In addition to the other answers, I just wanted to add that yes, it often does happen that the reward for good work is more work. Sometimes the guy that gets promoted is the guy with the big mouth that can't do useful work, so they just promote him to manager.
The dirty fact of life is that there is not always a direct positive correlation between how much work you do and how you get rewarded. I learned this lesson as a child when my parents would give me more housework than my older sister, because she was a rebel and would make a mess of things, whereas I was the well-behaved one that did everything perfectly without complaining. It is said that the reward for a job well done is more workload.
Pay attention, understand that there is a game going on and if you're just "doing your best" and hoping good things will fall in your lap, you're not even aware of the game, leave alone having a chance to win.
In your case, if you're really the only one that can handle the dirty bugs, why would they ever give you anything else to do? Ask yourself, do you like doing this? If yes, then fantastic, enjoy! If no, then stop doing it. Try to move toward other projects. If they don't give you anything else to do, it may be the case that you've already cast yourself as "that guy". Move to another company, and don't make the same mistakes again.
Now go ahead, everybody thumbs me down, you know you wanna!
First get clear in your own mind what the problem is and about the outcome you desire (not doing any bug fixing, sharing the load with others, getting more credit, getting a raise for doing this work, whatever).
Then talk to your boss about it.
Whenever you have a question about what has been assigned to you, talk with the one who could potentially change the assignment. I'm assuming that's your boss here.
You don't have to do anything.
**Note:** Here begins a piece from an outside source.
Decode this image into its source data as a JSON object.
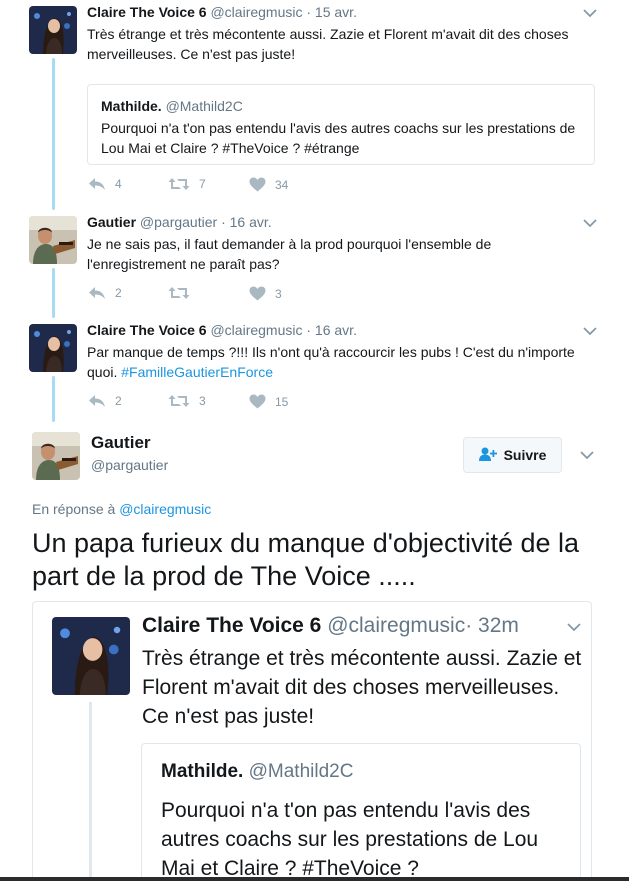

Nobody is putting in the mind control devices, nobody is holding a gun to your head.
Don't be a dick about it. Most of the time, the people who get the crap work isn't because of any better reason than nobody else wants to do it, and certain people don't complain - so they get the work. Usually all you need to do is complain a little bit and you'll get a more equitable arrangement.
Beyond that, you hold a bit of leverage. If you don't deal with the bugs, there's nothing they can really do but do the bugs themselves (which is what you want) or fire you. Nobody likes firing people. It makes managers look bad, and is a whole lot of paperwork. It costs the company tons of money too.
But it (probably) won't get to that point. Giving you credit for the bugfixes or some tasks in the cool new stuff is a small thing compared to doing the nasty work themselves. People are lazy. People largely avoid confrontation. Exploit that.
Bear in mind that writing code is just getting ready to make money later. Fixing bugs and keeping your code and servers up and running day to day and supporting customers is the actual process of making money. Rest contented that you are saving your company!
It is important to only fix the bugs that everyone agrees impact on your customers and must be fixed. Since fixed bugs easily get forgotten quickly (as people don't like them) keep a record of all the bugs that you fix, plus an estimate the value of fixing them to your company, which is ammunition for your pay review.
Also try to get TDD, regression testing and unit-testing with good coverage to be an enforced part the development process. This will push the responsibility of making sure that cool things do not break other stuff or generate hard to find bugs.